• **EXERCISE DIRECTIONS**:
Retype each entry exactly.
· · · · ·
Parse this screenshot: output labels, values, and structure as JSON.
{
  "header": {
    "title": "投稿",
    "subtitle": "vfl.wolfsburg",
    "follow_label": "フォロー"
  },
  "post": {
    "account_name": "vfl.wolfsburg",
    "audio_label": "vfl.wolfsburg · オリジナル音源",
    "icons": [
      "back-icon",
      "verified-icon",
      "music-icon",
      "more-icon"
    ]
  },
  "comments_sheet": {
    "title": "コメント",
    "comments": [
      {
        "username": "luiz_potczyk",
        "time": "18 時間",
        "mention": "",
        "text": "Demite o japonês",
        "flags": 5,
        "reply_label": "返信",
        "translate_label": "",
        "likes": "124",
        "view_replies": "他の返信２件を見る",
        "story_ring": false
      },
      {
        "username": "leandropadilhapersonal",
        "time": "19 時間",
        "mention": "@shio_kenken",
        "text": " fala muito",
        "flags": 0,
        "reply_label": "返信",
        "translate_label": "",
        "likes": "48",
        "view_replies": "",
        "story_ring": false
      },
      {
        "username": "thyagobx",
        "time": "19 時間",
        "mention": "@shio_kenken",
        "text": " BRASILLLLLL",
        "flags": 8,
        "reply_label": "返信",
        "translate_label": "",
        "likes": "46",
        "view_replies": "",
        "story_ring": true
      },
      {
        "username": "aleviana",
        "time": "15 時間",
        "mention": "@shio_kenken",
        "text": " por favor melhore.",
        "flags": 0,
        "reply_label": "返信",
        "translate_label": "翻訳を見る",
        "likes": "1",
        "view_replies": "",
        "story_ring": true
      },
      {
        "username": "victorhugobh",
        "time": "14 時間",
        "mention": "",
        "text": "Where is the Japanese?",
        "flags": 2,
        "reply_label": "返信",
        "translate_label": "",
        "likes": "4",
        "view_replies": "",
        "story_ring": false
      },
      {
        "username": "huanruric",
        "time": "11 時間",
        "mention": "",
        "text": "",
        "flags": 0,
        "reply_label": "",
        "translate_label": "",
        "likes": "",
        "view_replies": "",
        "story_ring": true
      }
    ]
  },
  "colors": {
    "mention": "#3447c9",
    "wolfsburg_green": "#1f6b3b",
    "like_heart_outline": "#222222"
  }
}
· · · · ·
• **WORKED SOLUTION**:
Parse this screenshot: output labels, values, and structure as JSON.
{
  "header": {
    "title": "投稿",
    "subtitle": "vfl.wolfsburg",
    "follow_label": "フォロー"
  },
  "post": {
    "account_name": "vfl.wolfsburg",
    "audio_label": "vfl.wolfsburg · オリジナル音源",
    "icons": [
      "back-icon",
      "verified-icon",
      "music-icon",
      "more-icon"
    ]
  },
  "comments_sheet": {
    "title": "コメント",
    "comments": [
      {
        "username": "luiz_potczyk",
        "time": "18 時間",
        "mention": "",
        "text": "Demite o japonês",
        "flags": 5,
        "reply_label": "返信",
        "translate_label": "",
        "likes": "124",
        "view_replies": "他の返信２件を見る",
        "story_ring": false
      },
      {
        "username": "leandropadilhapersonal",
        "time": "19 時間",
        "mention": "@shio_kenken",
        "text": " fala muito",
        "flags": 0,
        "reply_label": "返信",
        "translate_label": "",
        "likes": "48",
        "view_replies": "",
        "story_ring": false
      },
      {
        "username": "thyagobx",
        "time": "19 時間",
        "mention": "@shio_kenken",
        "text": " BRASILLLLLL",
        "flags": 8,
        "reply_label": "返信",
        "translate_label": "",
        "likes": "46",
        "view_replies": "",
        "story_ring": true
      },
      {
        "username": "aleviana",
        "time": "15 時間",
        "mention": "@shio_kenken",
        "text": " por favor melhore.",
        "flags": 0,
        "reply_label": "返信",
        "translate_label": "翻訳を見る",
        "likes": "1",
        "view_replies": "",
        "story_ring": true
      },
      {
        "username": "victorhugobh",
        "time": "14 時間",
        "mention": "",
        "text": "Where is the Japanese?",
        "flags": 2,
        "reply_label": "返信",
        "translate_label": "",
        "likes": "4",
        "view_replies": "",
        "story_ring": false
      },
      {
        "username": "huanruric",
        "time": "11 時間",
        "mention": "",
        "text": "",
        "flags": 0,
        "reply_label": "",
        "translate_label": "",
        "likes": "",
        "view_replies": "",
        "story_ring": true
      }
    ]
  },
  "colors": {
    "mention": "#3447c9",
    "wolfsburg_green": "#1f6b3b",
    "like_heart_outline": "#222222"
  }
}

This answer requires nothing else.